I know my story is not unique, but that is all the more reason to tell it. I grew up in the Boy Scouts of America and from the time I was a small child my mother was the Den Leader of our Cub Scout troop until I went off to college, and I was proud to have earned my Eagle Scout badge.
Between the weekly meetings, monthly campouts, annual summer camps, ski trips and canoe trips, the time and energy that I dedicated to the organization is astounding. That dedication is matched only by the leadership experience, confidence and character that I gained through my relationship with scouting. I wish that the story ended there, but it does not.
By the time I was finishing high school I was aware that I was gay; shortly after starting college I came out and became politically active. My commitment to integrity compelled me to share the truth about my sexual orientation. And a sense of community responsibility and leadership skills propelled me into working for justice for my LGBT peers.
I owe much of my character to my family and church. But, I also recognize the values of integrity, responsibility and leadership were honed in my years with the Boy Scouts of America.
It became increasingly clear that I could no longer claim pride in an organization that would not accept me as a gay man. So I returned my Eagle Scout uniform and badge to the council. It was received there at the headquarters by my former scoutmaster and our family friend. It was one of the hardest days of my then 20-year-old life.
Again, a part of me wishes that the story ended there. But now more than 10 years later, the Boy Scouts of America is in the midst of reevaluating its stance. Soon the Scouts’ Executive Committee will send out a resolution to the 300 local scouting councils on whether to allow gay scouts, which they’ll vote on at their annual meeting later this month.
As someone who has been there, let me say bluntly that scouting offers what young gay men need most: confidence, camaraderie and responsibility.

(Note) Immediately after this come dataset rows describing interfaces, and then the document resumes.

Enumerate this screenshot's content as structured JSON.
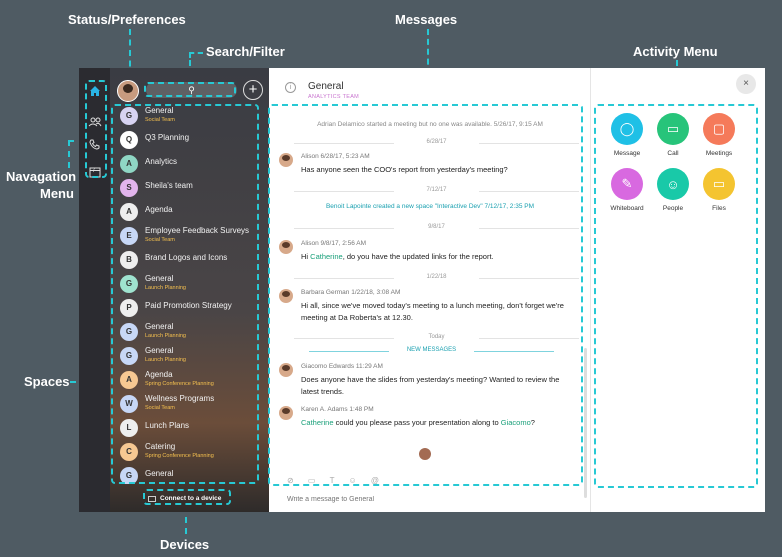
{
  "callouts": {
    "status": "Status/Preferences",
    "search": "Search/Filter",
    "messages": "Messages",
    "activity": "Activity Menu",
    "nav_line1": "Navagation",
    "nav_line2": "Menu",
    "spaces": "Spaces",
    "devices": "Devices"
  },
  "nav": {
    "calendar_day": "7"
  },
  "sidebar": {
    "search_glyph": "⚲",
    "plus": "+",
    "spaces": [
      {
        "letter": "G",
        "name": "General",
        "sub": "Social Team",
        "color": "#d7d3f2"
      },
      {
        "letter": "Q",
        "name": "Q3 Planning",
        "sub": "",
        "color": "#ffffff"
      },
      {
        "letter": "A",
        "name": "Analytics",
        "sub": "",
        "color": "#8fd6c4"
      },
      {
        "letter": "S",
        "name": "Sheila's team",
        "sub": "",
        "color": "#e2b4ec"
      },
      {
        "letter": "A",
        "name": "Agenda",
        "sub": "",
        "color": "#eeeeee"
      },
      {
        "letter": "E",
        "name": "Employee Feedback Surveys",
        "sub": "Social Team",
        "color": "#c7d7f6"
      },
      {
        "letter": "B",
        "name": "Brand Logos and Icons",
        "sub": "",
        "color": "#eeeeee"
      },
      {
        "letter": "G",
        "name": "General",
        "sub": "Launch Planning",
        "color": "#9fe3cf"
      },
      {
        "letter": "P",
        "name": "Paid Promotion Strategy",
        "sub": "",
        "color": "#eeeeee"
      },
      {
        "letter": "G",
        "name": "General",
        "sub": "Launch Planning",
        "color": "#c7d7f6"
      },
      {
        "letter": "G",
        "name": "General",
        "sub": "Launch Planning",
        "color": "#c7d7f6"
      },
      {
        "letter": "A",
        "name": "Agenda",
        "sub": "Spring Conference Planning",
        "color": "#f7c892"
      },
      {
        "letter": "W",
        "name": "Wellness Programs",
        "sub": "Social Team",
        "color": "#c7d7f6"
      },
      {
        "letter": "L",
        "name": "Lunch Plans",
        "sub": "",
        "color": "#eeeeee"
      },
      {
        "letter": "C",
        "name": "Catering",
        "sub": "Spring Conference Planning",
        "color": "#f7c892"
      },
      {
        "letter": "G",
        "name": "General",
        "sub": "",
        "color": "#c7d7f6"
      }
    ],
    "device": "Connect to a device"
  },
  "conversation": {
    "title": "General",
    "subtitle": "ANALYTICS TEAM",
    "system1": "Adrian Delamico started a meeting but no one was available. 5/26/17, 9:15 AM",
    "date1": "6/28/17",
    "m1_meta": "Alison  6/28/17, 5:23 AM",
    "m1_text": "Has anyone seen the COO's report from yesterday's meeting?",
    "date2": "7/12/17",
    "system2": "Benoit Lapointe created a new space \"Interactive Dev\" 7/12/17, 2:35 PM",
    "date3": "9/8/17",
    "m2_meta": "Alison  9/8/17, 2:56 AM",
    "m2_pre": "Hi ",
    "m2_mention": "Catherine",
    "m2_post": ", do you have the updated links for the report.",
    "date4": "1/22/18",
    "m3_meta": "Barbara German  1/22/18, 3:08 AM",
    "m3_text": "Hi all, since we've moved today's meeting to a lunch meeting, don't forget we're meeting at Da Roberta's at 12.30.",
    "date5": "Today",
    "new_messages": "NEW MESSAGES",
    "m4_meta": "Giacomo Edwards  11:29 AM",
    "m4_text": "Does anyone have the slides from yesterday's meeting? Wanted to review the latest trends.",
    "m5_meta": "Karen A. Adams  1:48 PM",
    "m5_mention": "Catherine",
    "m5_mid": " could you please pass your presentation along to ",
    "m5_mention2": "Giacomo",
    "m5_end": "?",
    "tools": "⊘ ▭ T ☺ @",
    "composer_placeholder": "Write a message to General"
  },
  "activity": {
    "close": "×",
    "items": [
      {
        "label": "Message",
        "color": "#1fc0e6",
        "icon": "message-icon",
        "glyph": "◯"
      },
      {
        "label": "Call",
        "color": "#27c47a",
        "icon": "video-icon",
        "glyph": "▭"
      },
      {
        "label": "Meetings",
        "color": "#f57a5a",
        "icon": "calendar-icon",
        "glyph": "▢"
      },
      {
        "label": "Whiteboard",
        "color": "#d869e0",
        "icon": "pencil-icon",
        "glyph": "✎"
      },
      {
        "label": "People",
        "color": "#19c9a8",
        "icon": "person-icon",
        "glyph": "☺"
      },
      {
        "label": "Files",
        "color": "#f4c430",
        "icon": "folder-icon",
        "glyph": "▭"
      }
    ]
  }
}
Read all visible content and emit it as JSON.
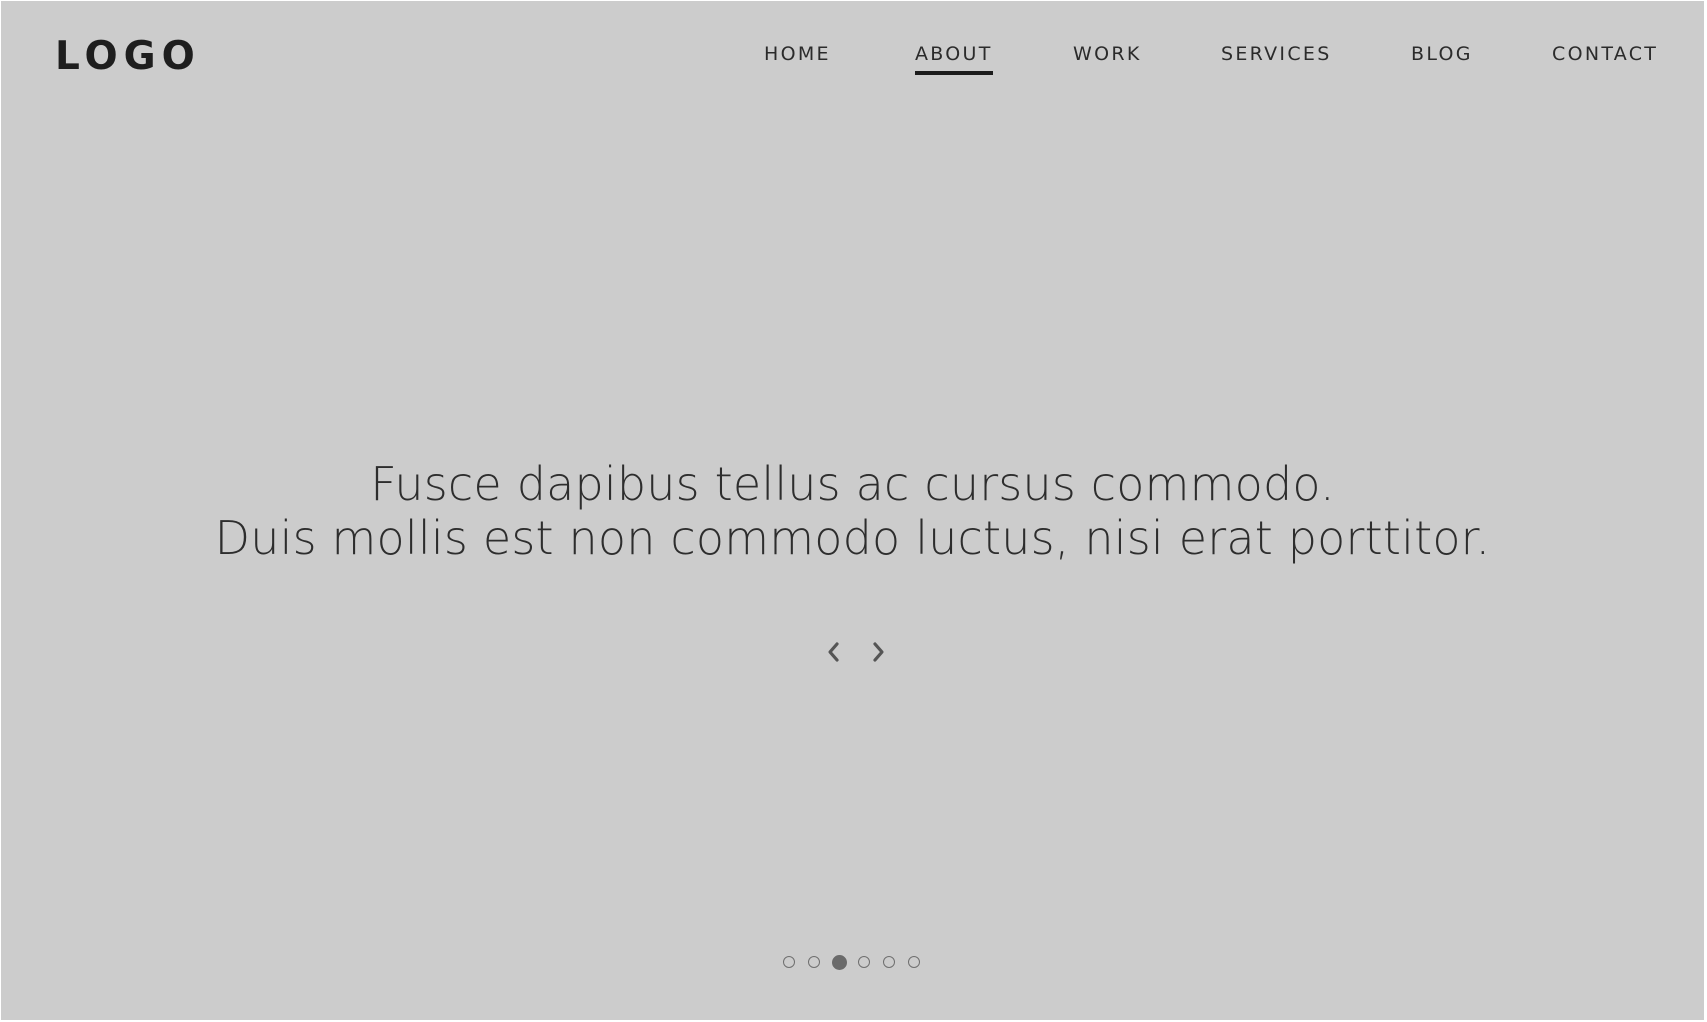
{
  "header": {
    "logo": "LOGO",
    "nav": [
      {
        "label": "HOME",
        "active": false
      },
      {
        "label": "ABOUT",
        "active": true
      },
      {
        "label": "WORK",
        "active": false
      },
      {
        "label": "SERVICES",
        "active": false
      },
      {
        "label": "BLOG",
        "active": false
      },
      {
        "label": "CONTACT",
        "active": false
      }
    ]
  },
  "hero": {
    "line1": "Fusce dapibus tellus ac cursus commodo.",
    "line2": "Duis mollis est non commodo luctus, nisi erat porttitor."
  },
  "slider": {
    "prev_icon": "chevron-left-icon",
    "next_icon": "chevron-right-icon",
    "total_slides": 6,
    "active_slide": 3
  },
  "colors": {
    "background": "#cccccc",
    "text": "#2d2d2d",
    "active_dot": "#6a6a6a"
  }
}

To think that these might be available without judgment and rejection is why I am reaching out now. If you are or were involved with the Boy Scouts of America, please use this opportunity to make sure that those boys who most need what scouting has to offer are not left out.
KENT DOSS lives in Laguna Beach.